### Records to use

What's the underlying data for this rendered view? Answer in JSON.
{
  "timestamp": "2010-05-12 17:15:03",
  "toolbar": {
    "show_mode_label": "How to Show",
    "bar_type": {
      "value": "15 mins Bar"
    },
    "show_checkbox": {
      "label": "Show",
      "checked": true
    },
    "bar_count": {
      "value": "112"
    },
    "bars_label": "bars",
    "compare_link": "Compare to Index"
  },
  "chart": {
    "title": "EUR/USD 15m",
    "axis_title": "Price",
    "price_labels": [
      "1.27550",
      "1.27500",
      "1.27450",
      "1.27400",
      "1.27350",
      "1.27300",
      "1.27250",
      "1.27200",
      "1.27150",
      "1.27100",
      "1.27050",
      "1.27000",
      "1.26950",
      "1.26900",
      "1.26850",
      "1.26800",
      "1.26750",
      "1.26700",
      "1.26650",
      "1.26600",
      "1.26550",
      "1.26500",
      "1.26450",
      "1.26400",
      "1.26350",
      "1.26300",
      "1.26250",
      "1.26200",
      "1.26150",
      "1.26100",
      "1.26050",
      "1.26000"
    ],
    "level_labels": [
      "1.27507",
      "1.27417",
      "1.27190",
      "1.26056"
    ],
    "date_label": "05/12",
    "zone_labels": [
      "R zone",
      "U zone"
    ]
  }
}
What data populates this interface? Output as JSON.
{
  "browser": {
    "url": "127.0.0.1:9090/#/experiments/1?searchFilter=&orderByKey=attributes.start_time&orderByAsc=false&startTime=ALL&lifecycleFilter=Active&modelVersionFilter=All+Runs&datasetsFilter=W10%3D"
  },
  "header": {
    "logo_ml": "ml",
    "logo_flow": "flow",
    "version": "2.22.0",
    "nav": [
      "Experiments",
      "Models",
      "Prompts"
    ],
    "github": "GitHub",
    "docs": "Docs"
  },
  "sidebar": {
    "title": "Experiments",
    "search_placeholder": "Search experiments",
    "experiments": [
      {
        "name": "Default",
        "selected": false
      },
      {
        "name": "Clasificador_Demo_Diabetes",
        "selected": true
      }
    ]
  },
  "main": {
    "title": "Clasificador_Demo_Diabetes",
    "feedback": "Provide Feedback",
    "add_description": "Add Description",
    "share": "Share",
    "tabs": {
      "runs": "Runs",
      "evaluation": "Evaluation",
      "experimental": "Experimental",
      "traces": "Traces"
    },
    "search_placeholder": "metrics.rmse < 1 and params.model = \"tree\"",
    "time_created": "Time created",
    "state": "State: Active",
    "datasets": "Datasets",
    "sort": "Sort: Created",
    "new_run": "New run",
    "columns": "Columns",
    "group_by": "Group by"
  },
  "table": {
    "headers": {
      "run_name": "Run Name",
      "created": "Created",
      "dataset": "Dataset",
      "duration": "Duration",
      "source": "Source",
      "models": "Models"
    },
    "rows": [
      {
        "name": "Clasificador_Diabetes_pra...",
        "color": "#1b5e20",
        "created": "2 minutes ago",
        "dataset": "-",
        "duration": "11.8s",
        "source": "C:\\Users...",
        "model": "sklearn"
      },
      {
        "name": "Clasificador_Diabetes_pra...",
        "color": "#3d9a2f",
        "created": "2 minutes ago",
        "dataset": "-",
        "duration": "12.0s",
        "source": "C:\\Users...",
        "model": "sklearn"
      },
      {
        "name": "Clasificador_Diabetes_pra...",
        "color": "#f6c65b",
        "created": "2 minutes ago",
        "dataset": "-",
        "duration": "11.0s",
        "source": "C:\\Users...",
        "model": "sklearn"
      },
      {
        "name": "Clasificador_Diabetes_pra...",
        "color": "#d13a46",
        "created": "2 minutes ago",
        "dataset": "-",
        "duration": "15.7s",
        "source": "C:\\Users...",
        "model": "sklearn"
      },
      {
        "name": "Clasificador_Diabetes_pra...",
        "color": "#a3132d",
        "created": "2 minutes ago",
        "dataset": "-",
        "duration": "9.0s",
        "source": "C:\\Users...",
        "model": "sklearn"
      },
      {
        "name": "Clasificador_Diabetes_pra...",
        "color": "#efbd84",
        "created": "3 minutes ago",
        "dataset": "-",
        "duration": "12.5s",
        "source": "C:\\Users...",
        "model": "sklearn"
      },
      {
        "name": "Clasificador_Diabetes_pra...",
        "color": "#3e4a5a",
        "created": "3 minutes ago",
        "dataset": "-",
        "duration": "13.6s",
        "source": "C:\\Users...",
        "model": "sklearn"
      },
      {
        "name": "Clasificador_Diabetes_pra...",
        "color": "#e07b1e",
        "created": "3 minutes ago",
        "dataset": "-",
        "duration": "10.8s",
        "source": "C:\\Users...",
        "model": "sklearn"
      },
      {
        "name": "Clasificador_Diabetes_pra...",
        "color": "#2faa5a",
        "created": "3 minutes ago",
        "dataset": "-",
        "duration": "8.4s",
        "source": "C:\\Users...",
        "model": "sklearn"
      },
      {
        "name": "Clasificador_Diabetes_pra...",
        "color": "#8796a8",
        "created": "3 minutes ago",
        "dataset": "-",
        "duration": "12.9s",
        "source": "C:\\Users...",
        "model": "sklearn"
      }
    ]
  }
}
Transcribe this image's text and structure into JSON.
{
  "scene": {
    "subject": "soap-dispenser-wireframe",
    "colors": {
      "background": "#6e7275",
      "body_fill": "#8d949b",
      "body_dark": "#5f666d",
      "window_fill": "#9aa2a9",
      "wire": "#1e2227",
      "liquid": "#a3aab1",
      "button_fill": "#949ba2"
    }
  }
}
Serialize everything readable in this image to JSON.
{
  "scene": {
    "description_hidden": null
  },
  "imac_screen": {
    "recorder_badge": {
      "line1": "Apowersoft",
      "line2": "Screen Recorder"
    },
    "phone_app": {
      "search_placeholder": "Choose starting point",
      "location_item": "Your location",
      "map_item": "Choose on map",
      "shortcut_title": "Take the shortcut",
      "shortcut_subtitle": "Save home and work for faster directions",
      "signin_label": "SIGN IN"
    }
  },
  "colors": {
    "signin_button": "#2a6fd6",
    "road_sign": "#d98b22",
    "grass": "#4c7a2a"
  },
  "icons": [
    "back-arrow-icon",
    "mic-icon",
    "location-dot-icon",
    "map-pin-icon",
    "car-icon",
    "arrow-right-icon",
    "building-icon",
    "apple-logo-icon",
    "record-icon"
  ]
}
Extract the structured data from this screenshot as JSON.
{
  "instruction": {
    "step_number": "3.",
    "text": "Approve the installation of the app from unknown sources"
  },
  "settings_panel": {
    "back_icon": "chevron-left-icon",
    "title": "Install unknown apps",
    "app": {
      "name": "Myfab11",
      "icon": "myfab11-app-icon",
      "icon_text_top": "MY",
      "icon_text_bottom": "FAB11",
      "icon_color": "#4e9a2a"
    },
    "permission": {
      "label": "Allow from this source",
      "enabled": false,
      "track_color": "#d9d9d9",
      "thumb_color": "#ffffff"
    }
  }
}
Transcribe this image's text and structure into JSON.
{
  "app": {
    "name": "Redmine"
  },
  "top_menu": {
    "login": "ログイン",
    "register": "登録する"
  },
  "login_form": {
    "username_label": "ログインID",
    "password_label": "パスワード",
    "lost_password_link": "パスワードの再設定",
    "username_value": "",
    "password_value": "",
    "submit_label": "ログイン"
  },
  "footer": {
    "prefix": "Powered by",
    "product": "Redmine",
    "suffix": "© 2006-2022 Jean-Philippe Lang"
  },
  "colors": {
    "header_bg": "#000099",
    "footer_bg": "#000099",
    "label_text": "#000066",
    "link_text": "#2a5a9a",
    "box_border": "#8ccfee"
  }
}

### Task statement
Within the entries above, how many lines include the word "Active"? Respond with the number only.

### Response to the exercise
2